Author: Nadim Khoury
In the last twenty years the concept of political reconciliation has gained currency amongst political and social theorists. The South African Truth and Reconciliation Commission, the democratic transitions of several South American countries and other similar cases introduced this seemingly foreign concept to our contemporary political lexicon. Reconciliation typically refers to attempts for divided societies to grapple with historical and enduring injustice. To use ex
Given its recent surge, political reconciliation is typically conceived of as a new phenomenon, one that emerged at the end of the 20th century. John Torpey criticizes it as a symptom of identity politics and the demise of future-oriented politics that followed the end of the cold war. Elazar Barkan, on the other hand, sees in it anew international morality, a positive sign of a growing self-reflexivity within states that is qualitatively different from realpolitik behavior, and Jeff Spinner Halev theorizes it as an awareness of liberalism’s shortcomings and the need to address these shortcomings. Despite these different diagnoses that span disciplines, all are struck by the novelty of reconciliation. Attempts to deal with past injustices constitute a new phenomenon and should be studied as such. This novelty also makes it a cause for concern, and critics heed warnings to handle it with care. Reconciliation is a foreign concept that was recently smuggled from the fields of interpersonal ethics and religion. As an alien import, it has to be taxed with sustained philosophical critique before it is allowed free circulation in the market of political ideas.

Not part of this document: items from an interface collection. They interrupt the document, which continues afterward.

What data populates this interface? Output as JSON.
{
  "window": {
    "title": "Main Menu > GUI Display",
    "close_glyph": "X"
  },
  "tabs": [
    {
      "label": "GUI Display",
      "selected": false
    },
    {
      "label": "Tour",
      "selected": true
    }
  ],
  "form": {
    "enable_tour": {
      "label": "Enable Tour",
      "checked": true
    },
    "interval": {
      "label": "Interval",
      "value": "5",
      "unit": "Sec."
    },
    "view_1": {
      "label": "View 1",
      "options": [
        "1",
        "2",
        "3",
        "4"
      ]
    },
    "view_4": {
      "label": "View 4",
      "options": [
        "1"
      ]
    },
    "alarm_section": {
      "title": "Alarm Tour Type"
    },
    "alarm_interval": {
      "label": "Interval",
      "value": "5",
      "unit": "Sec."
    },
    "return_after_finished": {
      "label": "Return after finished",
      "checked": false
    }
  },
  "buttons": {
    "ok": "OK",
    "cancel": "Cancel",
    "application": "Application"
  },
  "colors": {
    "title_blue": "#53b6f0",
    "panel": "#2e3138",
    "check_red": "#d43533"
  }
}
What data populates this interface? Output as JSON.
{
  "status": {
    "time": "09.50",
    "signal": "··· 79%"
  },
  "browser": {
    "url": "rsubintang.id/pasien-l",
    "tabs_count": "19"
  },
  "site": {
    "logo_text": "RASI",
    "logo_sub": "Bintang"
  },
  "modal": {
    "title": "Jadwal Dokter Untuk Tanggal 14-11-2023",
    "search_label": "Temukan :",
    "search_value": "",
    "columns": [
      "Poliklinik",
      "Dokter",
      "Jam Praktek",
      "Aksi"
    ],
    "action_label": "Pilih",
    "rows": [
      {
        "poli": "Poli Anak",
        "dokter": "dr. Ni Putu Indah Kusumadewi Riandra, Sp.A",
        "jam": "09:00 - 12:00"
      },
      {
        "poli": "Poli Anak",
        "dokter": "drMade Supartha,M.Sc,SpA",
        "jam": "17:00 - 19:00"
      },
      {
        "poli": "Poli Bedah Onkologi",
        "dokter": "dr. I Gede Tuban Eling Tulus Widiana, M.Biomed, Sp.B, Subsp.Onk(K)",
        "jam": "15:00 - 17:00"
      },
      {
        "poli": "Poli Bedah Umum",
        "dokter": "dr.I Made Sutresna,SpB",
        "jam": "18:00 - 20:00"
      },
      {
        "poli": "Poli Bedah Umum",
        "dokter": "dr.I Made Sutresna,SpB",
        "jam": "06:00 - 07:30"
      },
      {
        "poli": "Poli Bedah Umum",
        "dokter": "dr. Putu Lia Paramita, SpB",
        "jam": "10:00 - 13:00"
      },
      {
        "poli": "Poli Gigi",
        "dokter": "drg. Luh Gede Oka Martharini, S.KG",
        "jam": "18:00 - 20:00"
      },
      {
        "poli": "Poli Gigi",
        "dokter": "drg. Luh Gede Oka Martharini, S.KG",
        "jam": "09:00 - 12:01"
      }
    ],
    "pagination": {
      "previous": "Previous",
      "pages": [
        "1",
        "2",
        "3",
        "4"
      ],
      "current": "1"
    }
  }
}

Constellations Volume 00, No 0, 2016.
Copyrights: 2016 John Wiley & Sons Ltd.